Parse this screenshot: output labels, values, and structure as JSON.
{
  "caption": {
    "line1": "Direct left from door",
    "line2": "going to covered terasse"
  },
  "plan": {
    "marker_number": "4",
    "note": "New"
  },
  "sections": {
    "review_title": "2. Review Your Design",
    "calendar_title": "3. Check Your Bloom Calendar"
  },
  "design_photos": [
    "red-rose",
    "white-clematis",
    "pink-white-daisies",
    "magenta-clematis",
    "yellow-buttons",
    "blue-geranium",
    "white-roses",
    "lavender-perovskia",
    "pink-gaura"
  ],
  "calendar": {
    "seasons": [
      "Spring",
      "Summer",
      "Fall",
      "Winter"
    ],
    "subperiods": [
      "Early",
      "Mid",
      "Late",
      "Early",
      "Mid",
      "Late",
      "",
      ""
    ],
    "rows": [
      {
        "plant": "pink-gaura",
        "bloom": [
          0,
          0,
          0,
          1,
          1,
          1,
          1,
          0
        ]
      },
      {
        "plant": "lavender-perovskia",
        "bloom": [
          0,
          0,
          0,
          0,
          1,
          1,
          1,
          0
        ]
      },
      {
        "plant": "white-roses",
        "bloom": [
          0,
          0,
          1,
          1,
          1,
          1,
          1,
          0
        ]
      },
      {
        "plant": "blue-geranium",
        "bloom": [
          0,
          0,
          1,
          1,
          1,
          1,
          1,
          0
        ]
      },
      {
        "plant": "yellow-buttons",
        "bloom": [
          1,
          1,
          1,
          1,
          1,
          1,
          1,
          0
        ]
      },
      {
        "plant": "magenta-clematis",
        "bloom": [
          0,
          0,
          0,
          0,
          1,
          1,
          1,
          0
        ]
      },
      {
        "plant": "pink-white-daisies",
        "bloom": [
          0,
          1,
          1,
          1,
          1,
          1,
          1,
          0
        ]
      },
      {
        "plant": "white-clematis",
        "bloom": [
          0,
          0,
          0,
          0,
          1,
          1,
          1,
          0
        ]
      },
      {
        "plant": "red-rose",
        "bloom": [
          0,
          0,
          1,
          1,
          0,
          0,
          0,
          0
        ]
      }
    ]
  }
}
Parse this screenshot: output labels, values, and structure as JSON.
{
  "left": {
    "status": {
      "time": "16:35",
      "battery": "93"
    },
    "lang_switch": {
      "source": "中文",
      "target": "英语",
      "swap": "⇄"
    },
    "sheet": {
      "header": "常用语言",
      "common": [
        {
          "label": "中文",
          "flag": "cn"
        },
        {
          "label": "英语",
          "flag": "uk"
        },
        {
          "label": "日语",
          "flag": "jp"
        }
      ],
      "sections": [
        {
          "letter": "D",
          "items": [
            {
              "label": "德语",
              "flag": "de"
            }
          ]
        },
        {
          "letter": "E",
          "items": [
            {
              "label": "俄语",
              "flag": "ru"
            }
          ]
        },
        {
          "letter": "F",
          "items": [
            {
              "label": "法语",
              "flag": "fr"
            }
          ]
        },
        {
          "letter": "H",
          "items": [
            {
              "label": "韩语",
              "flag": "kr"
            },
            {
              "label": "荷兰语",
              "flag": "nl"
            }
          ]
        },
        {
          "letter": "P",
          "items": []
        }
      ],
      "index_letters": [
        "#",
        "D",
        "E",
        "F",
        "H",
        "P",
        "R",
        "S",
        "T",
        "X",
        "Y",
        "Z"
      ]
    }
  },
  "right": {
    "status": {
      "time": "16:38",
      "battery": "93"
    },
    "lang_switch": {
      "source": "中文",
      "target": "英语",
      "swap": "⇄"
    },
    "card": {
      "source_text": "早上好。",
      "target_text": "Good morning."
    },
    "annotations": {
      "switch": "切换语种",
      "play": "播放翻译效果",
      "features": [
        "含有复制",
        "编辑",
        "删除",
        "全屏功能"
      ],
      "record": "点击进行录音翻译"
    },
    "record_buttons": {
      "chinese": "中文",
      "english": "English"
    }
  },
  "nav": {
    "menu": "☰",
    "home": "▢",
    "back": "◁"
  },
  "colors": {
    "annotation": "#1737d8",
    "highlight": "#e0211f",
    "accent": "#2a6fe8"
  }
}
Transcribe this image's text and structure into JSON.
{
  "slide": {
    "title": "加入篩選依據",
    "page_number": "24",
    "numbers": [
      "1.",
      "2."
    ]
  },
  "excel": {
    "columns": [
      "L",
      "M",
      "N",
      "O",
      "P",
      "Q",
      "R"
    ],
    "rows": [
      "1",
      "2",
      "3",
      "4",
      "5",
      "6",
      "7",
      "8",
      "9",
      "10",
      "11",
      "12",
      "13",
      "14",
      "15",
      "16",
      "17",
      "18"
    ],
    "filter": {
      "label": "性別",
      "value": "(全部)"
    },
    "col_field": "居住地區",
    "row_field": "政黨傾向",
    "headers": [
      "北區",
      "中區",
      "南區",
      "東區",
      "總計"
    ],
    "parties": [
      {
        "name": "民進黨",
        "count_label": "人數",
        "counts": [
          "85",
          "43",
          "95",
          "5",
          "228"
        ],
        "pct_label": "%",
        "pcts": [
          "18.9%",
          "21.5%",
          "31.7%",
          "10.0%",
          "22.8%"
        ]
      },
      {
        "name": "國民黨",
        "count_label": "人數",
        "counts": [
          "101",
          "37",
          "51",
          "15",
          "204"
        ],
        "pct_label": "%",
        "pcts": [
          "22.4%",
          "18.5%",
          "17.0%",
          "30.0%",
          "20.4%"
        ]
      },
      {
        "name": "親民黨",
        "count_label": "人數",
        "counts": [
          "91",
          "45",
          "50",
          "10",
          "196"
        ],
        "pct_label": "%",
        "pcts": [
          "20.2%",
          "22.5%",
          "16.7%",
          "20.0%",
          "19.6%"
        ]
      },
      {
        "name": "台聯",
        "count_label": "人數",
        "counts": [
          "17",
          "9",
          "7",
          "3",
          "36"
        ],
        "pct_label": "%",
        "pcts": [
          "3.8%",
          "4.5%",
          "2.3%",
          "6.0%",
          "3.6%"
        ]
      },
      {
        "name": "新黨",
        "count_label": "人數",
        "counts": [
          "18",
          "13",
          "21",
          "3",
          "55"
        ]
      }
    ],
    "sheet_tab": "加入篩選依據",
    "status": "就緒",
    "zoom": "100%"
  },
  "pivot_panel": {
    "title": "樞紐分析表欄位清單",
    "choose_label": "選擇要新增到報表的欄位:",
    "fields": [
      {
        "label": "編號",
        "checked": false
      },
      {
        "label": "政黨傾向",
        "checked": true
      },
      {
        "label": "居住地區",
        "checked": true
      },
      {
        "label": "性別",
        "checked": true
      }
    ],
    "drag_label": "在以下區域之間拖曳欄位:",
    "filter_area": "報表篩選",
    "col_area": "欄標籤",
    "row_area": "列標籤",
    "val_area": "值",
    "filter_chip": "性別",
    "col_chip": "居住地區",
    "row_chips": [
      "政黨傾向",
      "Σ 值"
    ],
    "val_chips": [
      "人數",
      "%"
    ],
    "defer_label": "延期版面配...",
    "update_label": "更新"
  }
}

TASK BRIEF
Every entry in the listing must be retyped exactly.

PROBLEM SOLUTION
Parse this screenshot: output labels, values, and structure as JSON.
{
  "caption": {
    "line1": "Direct left from door",
    "line2": "going to covered terasse"
  },
  "plan": {
    "marker_number": "4",
    "note": "New"
  },
  "sections": {
    "review_title": "2. Review Your Design",
    "calendar_title": "3. Check Your Bloom Calendar"
  },
  "design_photos": [
    "red-rose",
    "white-clematis",
    "pink-white-daisies",
    "magenta-clematis",
    "yellow-buttons",
    "blue-geranium",
    "white-roses",
    "lavender-perovskia",
    "pink-gaura"
  ],
  "calendar": {
    "seasons": [
      "Spring",
      "Summer",
      "Fall",
      "Winter"
    ],
    "subperiods": [
      "Early",
      "Mid",
      "Late",
      "Early",
      "Mid",
      "Late",
      "",
      ""
    ],
    "rows": [
      {
        "plant": "pink-gaura",
        "bloom": [
          0,
          0,
          0,
          1,
          1,
          1,
          1,
          0
        ]
      },
      {
        "plant": "lavender-perovskia",
        "bloom": [
          0,
          0,
          0,
          0,
          1,
          1,
          1,
          0
        ]
      },
      {
        "plant": "white-roses",
        "bloom": [
          0,
          0,
          1,
          1,
          1,
          1,
          1,
          0
        ]
      },
      {
        "plant": "blue-geranium",
        "bloom": [
          0,
          0,
          1,
          1,
          1,
          1,
          1,
          0
        ]
      },
      {
        "plant": "yellow-buttons",
        "bloom": [
          1,
          1,
          1,
          1,
          1,
          1,
          1,
          0
        ]
      },
      {
        "plant": "magenta-clematis",
        "bloom": [
          0,
          0,
          0,
          0,
          1,
          1,
          1,
          0
        ]
      },
      {
        "plant": "pink-white-daisies",
        "bloom": [
          0,
          1,
          1,
          1,
          1,
          1,
          1,
          0
        ]
      },
      {
        "plant": "white-clematis",
        "bloom": [
          0,
          0,
          0,
          0,
          1,
          1,
          1,
          0
        ]
      },
      {
        "plant": "red-rose",
        "bloom": [
          0,
          0,
          1,
          1,
          0,
          0,
          0,
          0
        ]
      }
    ]
  }
}
Parse this screenshot: output labels, values, and structure as JSON.
{
  "left": {
    "status": {
      "time": "16:35",
      "battery": "93"
    },
    "lang_switch": {
      "source": "中文",
      "target": "英语",
      "swap": "⇄"
    },
    "sheet": {
      "header": "常用语言",
      "common": [
        {
          "label": "中文",
          "flag": "cn"
        },
        {
          "label": "英语",
          "flag": "uk"
        },
        {
          "label": "日语",
          "flag": "jp"
        }
      ],
      "sections": [
        {
          "letter": "D",
          "items": [
            {
              "label": "德语",
              "flag": "de"
            }
          ]
        },
        {
          "letter": "E",
          "items": [
            {
              "label": "俄语",
              "flag": "ru"
            }
          ]
        },
        {
          "letter": "F",
          "items": [
            {
              "label": "法语",
              "flag": "fr"
            }
          ]
        },
        {
          "letter": "H",
          "items": [
            {
              "label": "韩语",
              "flag": "kr"
            },
            {
              "label": "荷兰语",
              "flag": "nl"
            }
          ]
        },
        {
          "letter": "P",
          "items": []
        }
      ],
      "index_letters": [
        "#",
        "D",
        "E",
        "F",
        "H",
        "P",
        "R",
        "S",
        "T",
        "X",
        "Y",
        "Z"
      ]
    }
  },
  "right": {
    "status": {
      "time": "16:38",
      "battery": "93"
    },
    "lang_switch": {
      "source": "中文",
      "target": "英语",
      "swap": "⇄"
    },
    "card": {
      "source_text": "早上好。",
      "target_text": "Good morning."
    },
    "annotations": {
      "switch": "切换语种",
      "play": "播放翻译效果",
      "features": [
        "含有复制",
        "编辑",
        "删除",
        "全屏功能"
      ],
      "record": "点击进行录音翻译"
    },
    "record_buttons": {
      "chinese": "中文",
      "english": "English"
    }
  },
  "nav": {
    "menu": "☰",
    "home": "▢",
    "back": "◁"
  },
  "colors": {
    "annotation": "#1737d8",
    "highlight": "#e0211f",
    "accent": "#2a6fe8"
  }
}
Transcribe this image's text and structure into JSON.
{
  "slide": {
    "title": "加入篩選依據",
    "page_number": "24",
    "numbers": [
      "1.",
      "2."
    ]
  },
  "excel": {
    "columns": [
      "L",
      "M",
      "N",
      "O",
      "P",
      "Q",
      "R"
    ],
    "rows": [
      "1",
      "2",
      "3",
      "4",
      "5",
      "6",
      "7",
      "8",
      "9",
      "10",
      "11",
      "12",
      "13",
      "14",
      "15",
      "16",
      "17",
      "18"
    ],
    "filter": {
      "label": "性別",
      "value": "(全部)"
    },
    "col_field": "居住地區",
    "row_field": "政黨傾向",
    "headers": [
      "北區",
      "中區",
      "南區",
      "東區",
      "總計"
    ],
    "parties": [
      {
        "name": "民進黨",
        "count_label": "人數",
        "counts": [
          "85",
          "43",
          "95",
          "5",
          "228"
        ],
        "pct_label": "%",
        "pcts": [
          "18.9%",
          "21.5%",
          "31.7%",
          "10.0%",
          "22.8%"
        ]
      },
      {
        "name": "國民黨",
        "count_label": "人數",
        "counts": [
          "101",
          "37",
          "51",
          "15",
          "204"
        ],
        "pct_label": "%",
        "pcts": [
          "22.4%",
          "18.5%",
          "17.0%",
          "30.0%",
          "20.4%"
        ]
      },
      {
        "name": "親民黨",
        "count_label": "人數",
        "counts": [
          "91",
          "45",
          "50",
          "10",
          "196"
        ],
        "pct_label": "%",
        "pcts": [
          "20.2%",
          "22.5%",
          "16.7%",
          "20.0%",
          "19.6%"
        ]
      },
      {
        "name": "台聯",
        "count_label": "人數",
        "counts": [
          "17",
          "9",
          "7",
          "3",
          "36"
        ],
        "pct_label": "%",
        "pcts": [
          "3.8%",
          "4.5%",
          "2.3%",
          "6.0%",
          "3.6%"
        ]
      },
      {
        "name": "新黨",
        "count_label": "人數",
        "counts": [
          "18",
          "13",
          "21",
          "3",
          "55"
        ]
      }
    ],
    "sheet_tab": "加入篩選依據",
    "status": "就緒",
    "zoom": "100%"
  },
  "pivot_panel": {
    "title": "樞紐分析表欄位清單",
    "choose_label": "選擇要新增到報表的欄位:",
    "fields": [
      {
        "label": "編號",
        "checked": false
      },
      {
        "label": "政黨傾向",
        "checked": true
      },
      {
        "label": "居住地區",
        "checked": true
      },
      {
        "label": "性別",
        "checked": true
      }
    ],
    "drag_label": "在以下區域之間拖曳欄位:",
    "filter_area": "報表篩選",
    "col_area": "欄標籤",
    "row_area": "列標籤",
    "val_area": "值",
    "filter_chip": "性別",
    "col_chip": "居住地區",
    "row_chips": [
      "政黨傾向",
      "Σ 值"
    ],
    "val_chips": [
      "人數",
      "%"
    ],
    "defer_label": "延期版面配...",
    "update_label": "更新"
  }
}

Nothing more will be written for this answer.